START EXTRACTED MATERIAL
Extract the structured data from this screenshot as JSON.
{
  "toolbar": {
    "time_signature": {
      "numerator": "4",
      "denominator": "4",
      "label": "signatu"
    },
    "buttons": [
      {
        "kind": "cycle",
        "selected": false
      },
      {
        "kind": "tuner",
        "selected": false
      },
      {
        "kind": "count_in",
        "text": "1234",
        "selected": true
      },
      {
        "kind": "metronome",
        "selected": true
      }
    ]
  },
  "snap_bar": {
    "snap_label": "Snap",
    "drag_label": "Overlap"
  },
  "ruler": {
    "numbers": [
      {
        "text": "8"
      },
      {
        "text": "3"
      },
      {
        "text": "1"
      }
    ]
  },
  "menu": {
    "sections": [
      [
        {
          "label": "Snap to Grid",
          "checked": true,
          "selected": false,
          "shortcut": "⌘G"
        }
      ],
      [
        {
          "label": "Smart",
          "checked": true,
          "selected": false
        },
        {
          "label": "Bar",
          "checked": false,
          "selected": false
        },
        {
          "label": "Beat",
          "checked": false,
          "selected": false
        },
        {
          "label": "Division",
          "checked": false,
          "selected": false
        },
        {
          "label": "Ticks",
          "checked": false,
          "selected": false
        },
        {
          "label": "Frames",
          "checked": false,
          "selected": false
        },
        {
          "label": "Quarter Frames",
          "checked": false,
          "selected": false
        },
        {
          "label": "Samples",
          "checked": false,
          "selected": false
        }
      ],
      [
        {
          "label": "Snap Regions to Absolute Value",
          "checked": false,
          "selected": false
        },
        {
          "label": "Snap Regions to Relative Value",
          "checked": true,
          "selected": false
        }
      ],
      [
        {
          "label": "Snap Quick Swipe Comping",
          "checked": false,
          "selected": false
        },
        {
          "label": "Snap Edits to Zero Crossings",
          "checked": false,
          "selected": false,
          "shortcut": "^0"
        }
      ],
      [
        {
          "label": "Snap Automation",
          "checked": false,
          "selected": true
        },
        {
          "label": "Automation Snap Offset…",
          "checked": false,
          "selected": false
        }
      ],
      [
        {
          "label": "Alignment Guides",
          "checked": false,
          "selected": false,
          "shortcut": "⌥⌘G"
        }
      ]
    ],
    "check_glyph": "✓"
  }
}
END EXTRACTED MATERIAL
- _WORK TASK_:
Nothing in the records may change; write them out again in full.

- _TASK OUTPUT_:
Extract the structured data from this screenshot as JSON.
{
  "toolbar": {
    "time_signature": {
      "numerator": "4",
      "denominator": "4",
      "label": "signatu"
    },
    "buttons": [
      {
        "kind": "cycle",
        "selected": false
      },
      {
        "kind": "tuner",
        "selected": false
      },
      {
        "kind": "count_in",
        "text": "1234",
        "selected": true
      },
      {
        "kind": "metronome",
        "selected": true
      }
    ]
  },
  "snap_bar": {
    "snap_label": "Snap",
    "drag_label": "Overlap"
  },
  "ruler": {
    "numbers": [
      {
        "text": "8"
      },
      {
        "text": "3"
      },
      {
        "text": "1"
      }
    ]
  },
  "menu": {
    "sections": [
      [
        {
          "label": "Snap to Grid",
          "checked": true,
          "selected": false,
          "shortcut": "⌘G"
        }
      ],
      [
        {
          "label": "Smart",
          "checked": true,
          "selected": false
        },
        {
          "label": "Bar",
          "checked": false,
          "selected": false
        },
        {
          "label": "Beat",
          "checked": false,
          "selected": false
        },
        {
          "label": "Division",
          "checked": false,
          "selected": false
        },
        {
          "label": "Ticks",
          "checked": false,
          "selected": false
        },
        {
          "label": "Frames",
          "checked": false,
          "selected": false
        },
        {
          "label": "Quarter Frames",
          "checked": false,
          "selected": false
        },
        {
          "label": "Samples",
          "checked": false,
          "selected": false
        }
      ],
      [
        {
          "label": "Snap Regions to Absolute Value",
          "checked": false,
          "selected": false
        },
        {
          "label": "Snap Regions to Relative Value",
          "checked": true,
          "selected": false
        }
      ],
      [
        {
          "label": "Snap Quick Swipe Comping",
          "checked": false,
          "selected": false
        },
        {
          "label": "Snap Edits to Zero Crossings",
          "checked": false,
          "selected": false,
          "shortcut": "^0"
        }
      ],
      [
        {
          "label": "Snap Automation",
          "checked": false,
          "selected": true
        },
        {
          "label": "Automation Snap Offset…",
          "checked": false,
          "selected": false
        }
      ],
      [
        {
          "label": "Alignment Guides",
          "checked": false,
          "selected": false,
          "shortcut": "⌥⌘G"
        }
      ]
    ],
    "check_glyph": "✓"
  }
}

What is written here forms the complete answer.